Secondly, food inflation reduced substantially, and last, but not least, the cost of money was halved due to reduced interest rates.

Although inflation is currently under control, it’s still at a low, and he is less positive about inflation in the near future. He believes that SA will experience increasing inflation due to energy becoming more expensive. Oil prices seem to be heading up, while electricity will increase locally by substantially more than inflation. In addition, commodity prices will increase, locally tax will increase, and the rand will reduce in value, hopefully gently, rather than suddenly.

Cardarelli says these factors make him cautiously optimistic about the immediate future in SA, as well as NIKE’s position in the market.

NIKE SA growing well

NIKE SA’s performance is influenced by global developments and stability, but currently he believes it is growing in fertile surroundings.

Cardarelli is clearly proud of what NIKE SA achieved under his leadership. It experienced very strong sales growth — even during the recession there was not a single year that they did not experience positive growth — and the brand has outperformed SA’s growth in terms of gross domestic product by several multiples.

At the same time, the brand has performed very well in South African market surveys and by winning awards. In the recent Virgin Active Sports Industry Awards NIKE SA was nominated nine times and won three awards (see p4).

The recent 2010 FIFA World Cup has been the most successful yet for NIKE worldwide, he says, and clearly NIKE SA played a very important part in making it a success.

But Nike SA has also created a lasting legacy that lives on in SA. It’s newly developed Nike Football Training Centre in Soweto enables the youth to develop greater skills, while Nike continues to create awareness on, and educate the youth about, HIV/Aids. Three years ago they won the Global Business Coalition’s Core Competence Award for their HIV/AIDS programme in SA.

Inside the organisation NIKE SA also managed to improve its own Human Capital. Virtually every current director and team leader has been appointed during Cardarelli’s reign.

The warehouse used to be criticized when he started here — today Nike SA has a newly built warehouse offering improved technological solutions and partners that deliver to the brands requirements.

Relationships with retailers

What is NIKE SA’s strategy as far as independent retailers are concerned? Cardarelli says that NIKE is very particular about supplying only retailers that will enhance the brand’s strategic priorities. They do have certain minimum order sizes, but the store itself is taken into account as well. For example, they might decide to supply a small running store, even if the quantities ordered do not reach their minimums, as long as the store is considered to fit the NIKE image.

They do their own distribution and will supply wholesalers by exception, and then only after approval of the wholesaler’s customers as well.

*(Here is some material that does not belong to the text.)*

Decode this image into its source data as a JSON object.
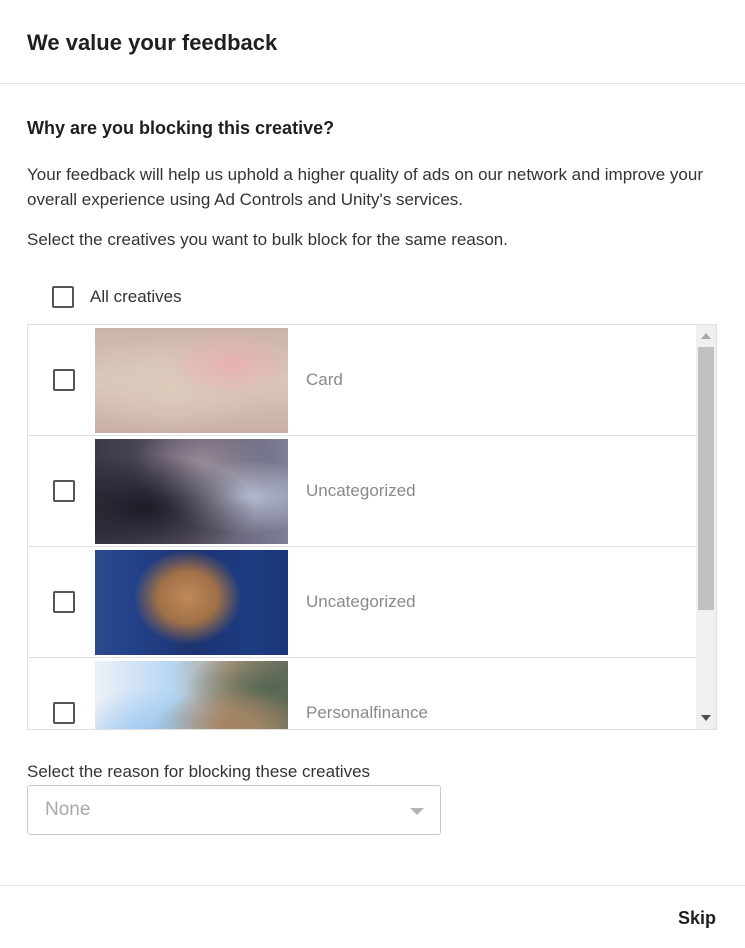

Like all the main brands NIKE believe in concept stores, not as a margin driver, but it provides a real experience of the brand to the consumer. They also use factory stores, not only to provide an outlet for end of season products, but also to serve as a NIKE experience shop for lower LSM’s.

So far, Cardarelli’s stay in SA almost sounds like a fairy tale. Have there been no disappointments? What about crime?

He says crime is unfortunate, but after living in Brazil, it is not a new experience for him and it has not dented his enjoyment of working and living in SA.

He is very complimentary of the South African people and made many friends, many who will be his friends for life.

But, if there is perhaps one area where he has been a bit disappointed, it is in South Africa’s leaders who do not make the most of the unique opportunities offered by events like the FIFA World Cup, when the leaders of large global corporations visited SA to observe the excellent infrastructure and other good qualities, which provide opportunities for investment in this country. Such windows of opportunity do not stay open for a long time and Cardarelli believes that South African leaders need to embrace these long term opportunities for progress.

*Read our copyright notice before making use of this article

© SA Sports Trader